> **TASK GOAL**: In the entries below, count each line where "label" appears. Give the total and nothing more.

[Stored records]
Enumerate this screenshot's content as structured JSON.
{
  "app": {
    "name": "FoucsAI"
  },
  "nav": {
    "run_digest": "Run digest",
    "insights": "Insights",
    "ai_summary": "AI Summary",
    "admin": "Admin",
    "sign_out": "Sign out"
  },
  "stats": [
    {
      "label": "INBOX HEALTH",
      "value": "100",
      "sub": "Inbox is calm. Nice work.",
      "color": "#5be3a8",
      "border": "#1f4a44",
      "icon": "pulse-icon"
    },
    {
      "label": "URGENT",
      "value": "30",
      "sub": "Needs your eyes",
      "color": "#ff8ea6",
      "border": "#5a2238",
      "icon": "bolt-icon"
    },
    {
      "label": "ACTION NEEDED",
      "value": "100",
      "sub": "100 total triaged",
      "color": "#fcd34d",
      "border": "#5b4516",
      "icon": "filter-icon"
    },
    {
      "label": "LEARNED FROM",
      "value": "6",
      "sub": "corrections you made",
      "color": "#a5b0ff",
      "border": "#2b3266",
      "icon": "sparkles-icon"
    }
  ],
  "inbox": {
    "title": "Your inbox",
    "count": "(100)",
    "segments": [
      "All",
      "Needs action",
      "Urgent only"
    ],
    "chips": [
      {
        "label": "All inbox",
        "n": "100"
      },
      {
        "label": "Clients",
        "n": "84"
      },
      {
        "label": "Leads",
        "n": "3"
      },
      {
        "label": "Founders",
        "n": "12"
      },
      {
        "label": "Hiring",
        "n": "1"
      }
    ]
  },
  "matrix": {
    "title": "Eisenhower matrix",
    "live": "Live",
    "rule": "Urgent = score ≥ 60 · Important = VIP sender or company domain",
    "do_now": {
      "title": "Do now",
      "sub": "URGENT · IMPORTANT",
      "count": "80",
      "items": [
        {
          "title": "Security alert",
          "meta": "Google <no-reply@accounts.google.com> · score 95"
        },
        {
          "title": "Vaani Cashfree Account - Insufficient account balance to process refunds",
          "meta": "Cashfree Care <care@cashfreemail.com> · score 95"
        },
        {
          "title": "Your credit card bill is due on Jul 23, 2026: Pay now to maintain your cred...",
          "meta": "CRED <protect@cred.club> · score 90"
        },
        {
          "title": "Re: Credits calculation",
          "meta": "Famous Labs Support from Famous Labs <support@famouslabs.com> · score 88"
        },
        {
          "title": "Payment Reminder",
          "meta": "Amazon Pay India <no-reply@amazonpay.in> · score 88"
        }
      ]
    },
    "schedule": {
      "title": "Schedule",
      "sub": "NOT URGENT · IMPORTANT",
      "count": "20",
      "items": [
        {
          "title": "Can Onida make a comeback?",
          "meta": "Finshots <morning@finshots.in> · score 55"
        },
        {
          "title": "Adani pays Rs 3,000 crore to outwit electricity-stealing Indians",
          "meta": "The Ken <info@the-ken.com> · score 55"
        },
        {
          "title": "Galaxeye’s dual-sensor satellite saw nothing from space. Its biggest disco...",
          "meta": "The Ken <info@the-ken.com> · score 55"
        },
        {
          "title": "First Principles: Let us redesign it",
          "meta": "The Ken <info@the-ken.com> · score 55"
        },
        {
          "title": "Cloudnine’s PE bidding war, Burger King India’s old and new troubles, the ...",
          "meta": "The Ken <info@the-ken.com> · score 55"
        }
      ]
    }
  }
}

> **SOLVED EXERCISE**: 9